Bleak House co-owner Stephanie Wandtke chats with customer Mike Griffin on Thursday. The shop takes its name from Charles Dickens' novel about the complications of the English legal system.
Your eyes inevitably are drawn to the mural of animals donning suits painted on Bleak House Coffee's back wall when you walk into the shop.
It's an odd sight -- more Bedknobs and Broomsticks than downtown coffee -- but it perfectly captures the mix of customers who frequent the quaint shop, said Stephanie Wandtke, part owner and head barista of Bleak House.
"We kind of want to be businessy but trendy at the same time so we have a more well-rounded customer base," said Ms. Wandtke, a lifelong Toledo resident.
The mural, which features an elephant, donkey, lion, and a lamb, symbolizes Republicans, Democrats, people who represent large interests, and those who stand up for smaller ones.
Ms. Wandtke said it originally was inspired by the law offices located throughout the Spitzer Building, 520 Madison Ave., where Bleak House is located. Bleak House itself was named after the iconic Charles Dickens novel about the complications of the English legal system. A weathered copy of the book sits near the cash register.
The shop held its grand opening in May and is finding its niche among the lawyers, business people, and arts crowd in the downtown, Ms. Wandtke said.
The coffee that's brewed each day comes from one of two local roasters, and the espresso is brought in from Intelligentsia Coffee in Chicago.
It's a high-end approach to coffee and is one of the shop's main draws, Ms. Wandtke said.
Bleak House Coffee on Madison Avenue in the Spitzer Building is drawing a mix of lawyers, business people, and arts people.
Lance Roper, owner of Toledo-based Actual Coffee, said Bleak House has placed an emphasis on serving local, quality coffee and that's new for the downtown. One of Mr. Roper's blends is served at Bleak House and he hopes more will be featured.
"You see shops like it in San Francisco, not Toledo," he said.
It's not just the coffee that's local -- Bleak House also serves baked goods from a variety of Toledo mainstays. The vintage cake stands on the counter were stuffed with cannoli and other pastries from Wixey Bakery on Thursday.
"Whenever we run out, we go to a local place and buy some more," Ms. Wandtke said.
Sitting at one of the custom-made tables fashioned from old doors found in the Spitzer Building, Kristin Lay worked on Web development projects Thursday.

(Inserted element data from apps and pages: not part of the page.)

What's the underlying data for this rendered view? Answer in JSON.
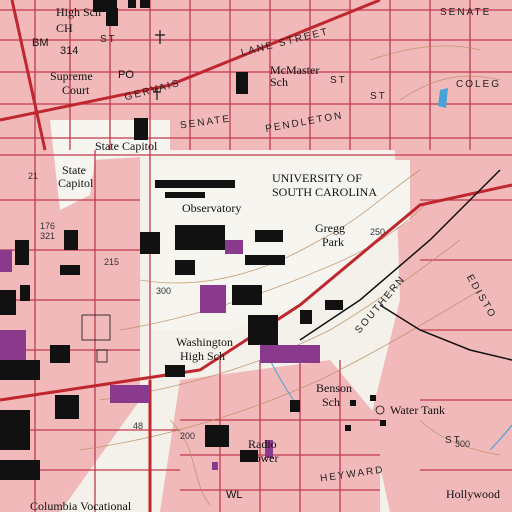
{
  "map": {
    "labels": {
      "high_sch": "High Sch",
      "ch": "CH",
      "bm": "BM",
      "bm_elev": "314",
      "st_top": "ST",
      "supreme_court_1": "Supreme",
      "supreme_court_2": "Court",
      "po": "PO",
      "gervais": "GERVAIS",
      "lane_street": "LANE STREET",
      "mcmaster_1": "McMaster",
      "mcmaster_2": "Sch",
      "senate_top": "SENATE",
      "senate_mid": "SENATE",
      "st_mid": "ST",
      "pendleton": "PENDLETON",
      "st_pend": "ST",
      "college": "COLEG",
      "state_capitol_1": "State Capitol",
      "state_capitol_2": "State",
      "state_capitol_3": "Capitol",
      "usc_1": "UNIVERSITY OF",
      "usc_2": "SOUTH CAROLINA",
      "observatory": "Observatory",
      "gregg_1": "Gregg",
      "gregg_2": "Park",
      "washington_1": "Washington",
      "washington_2": "High Sch",
      "southern": "SOUTHERN",
      "edisto": "EDISTO",
      "benson_1": "Benson",
      "benson_2": "Sch",
      "water_tank": "Water Tank",
      "radio_1": "Radio",
      "radio_2": "Tower",
      "heyward": "HEYWARD",
      "st_hey": "ST",
      "hollywood": "Hollywood",
      "columbia_vocational": "Columbia Vocational",
      "wl": "WL",
      "num_300a": "300",
      "num_300b": "300",
      "num_250": "250",
      "num_200": "200",
      "num_215": "215",
      "num_176": "176",
      "num_321": "321",
      "num_48": "48",
      "num_21": "21"
    },
    "colors": {
      "urban_tint": "#f2b9bb",
      "building": "#111111",
      "public_building": "#8a3a8c",
      "road_major": "#c0262d",
      "contour": "#b68a5c",
      "water": "#4aa3d6",
      "grid": "#c03a4a"
    }
  }
}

Ms. Lay doesn't maintain an office and said working from home can be tiresome.
"I'm from Ann Arbor, and I've been looking for some place that has that vibe to it," the 30-year-old said. "Downtown, there wasn't a whole lot here to do when I first moved here."
Sitting at the table next to Ms. Lay, Jonathan McAtee focused on his iPad. A Bleak House regular, Mr. McAtee said he comes in two or three times a week to play cribbage with friends or get a cup of coffee. "We love Stephanie and the atmosphere here," he said.
Contact Kris Turner at: firstname.lastname@example.org or 419-724-6103.
Guidelines: Please keep your comments smart and civil. Don't attack other readers personally, and keep your language decent. Comments that violate these standards, or our privacy statement or visitor's agreement, are subject to being removed and commenters are subject to being banned. To post comments, you must be a registered user on toledoblade.com. To find out more, please visit the FAQ.